To weather these difficult market periods, investors must realize that the stocks they own are not just commodities that hop around daily in price, to be bought and sold on the whim of market emotions. It is essential to understand that shares of stock represent the fractional ownership of an operating business.
Once that concept is engrained, the daily gyrations in stock prices—and the superficial opinions given for these volatile short-term swings—tend to serve more as a source of amusement than as information that needs to be acted upon. Underlying intrinsic business values just don’t change as sharp movements in stock prices would indicate. More important, for the prepared investor who has the basic tools to value businesses, these zigs and zags occasionally offer up buying opportunities.
A shareholder of Johnson & Johnson (JNJ) likely knows he owns one of the world’s largest, diversified health care businesses. Yet that fact alone may not be enough to keep him from selling after being bombarded with pessimistic economic and political headlines.
On the other hand, a diligent investor—viewing JNJ as an operating business—would recognize the company is modestly valued at 12.5 times expected earnings of $4.97 per share, has strong cash flow that amply covers capital expenditures, and allows for a 3.6-percent dividend.
That investor might have noted that, in 1999, when JNJ’s earnings per share were $1.49, investors were happy to pay 35 times EPS, or $53 a share. Now that price-to-value relationship has turned around dramatically.

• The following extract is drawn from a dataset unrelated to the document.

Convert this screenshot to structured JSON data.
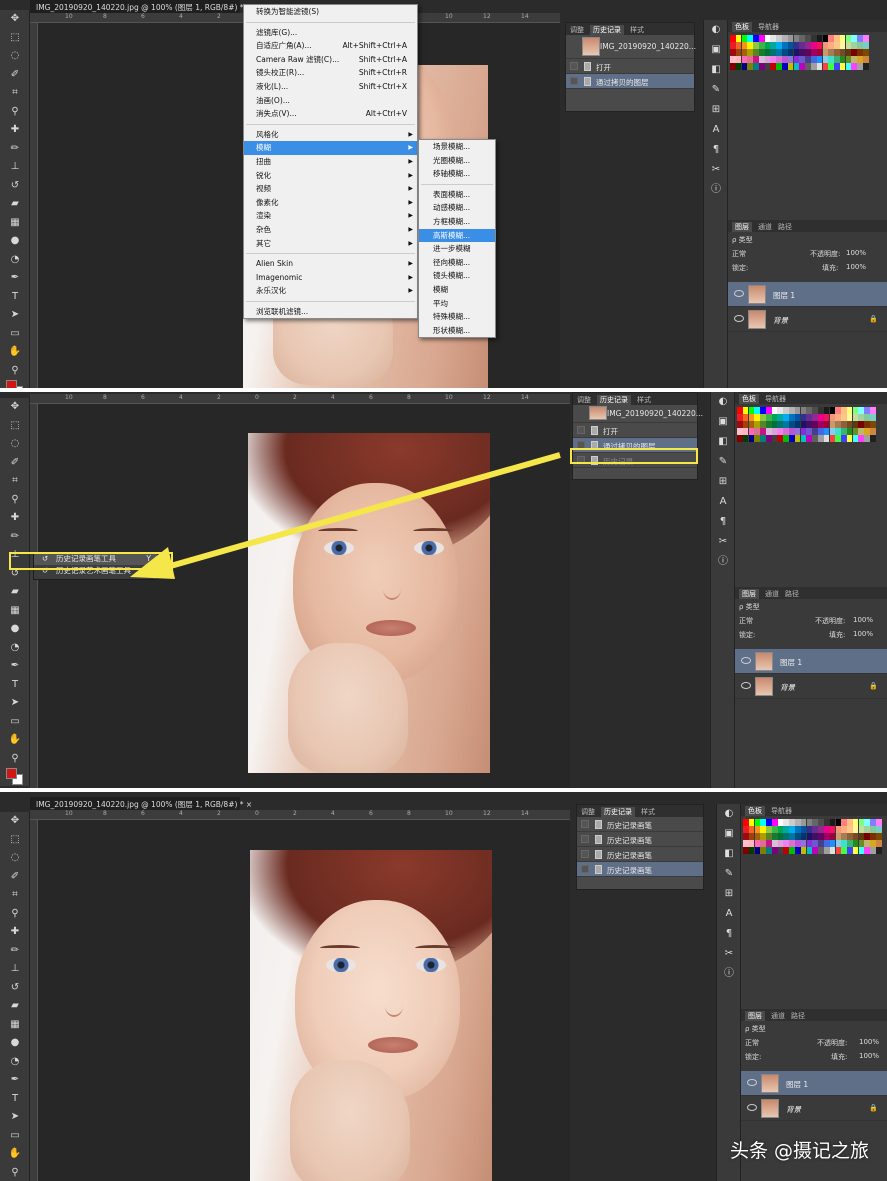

While over that time JNJ’s stock price has risen a measly 9 points, to $62, earnings per share have more than tripled. Profits have grown 10.5 percent a year for more than a decade while the stock price has hardly budged. Investors buying JNJ stock today clearly are receiving good value on fractional ownership of this high-quality business.
And while a few of the 57 countries in which JNJ operates are in Europe, a thinking investor knows the continent’s banking crisis will have a minimal effect on the company’s intrinsic value. Shares still may drop, but that value could help the stock hold up better than the market. And even if JNJ shares were to take a larger hit, the savvy investor would buy more, comfortable knowing he is getting even more bang for his buck.
Similar conclusions could be reached about companies like Kraft, Microsoft and McDonald’s. And several Indiana firms pay generous dividends and should see their stock prices perk up once the economy improves—which eventually will happen. Among those: Hillenbrand, Haynes, Hurco, Kimball, Celadon and Kite Realty.
Unlike market environments where prices were high and bargains were few (1999 and 2006-2007 come to mind), today we find it difficult to sit on the sidelines when cash pays nothing and reasonable values can be found.•
Skarbeck is managing partner of Indianapolis-based Aldebaran Capital LLC, a money-management firm. His column appears every other week. Views expressed are his own. He can be reached at 818-7827 or email@example.com.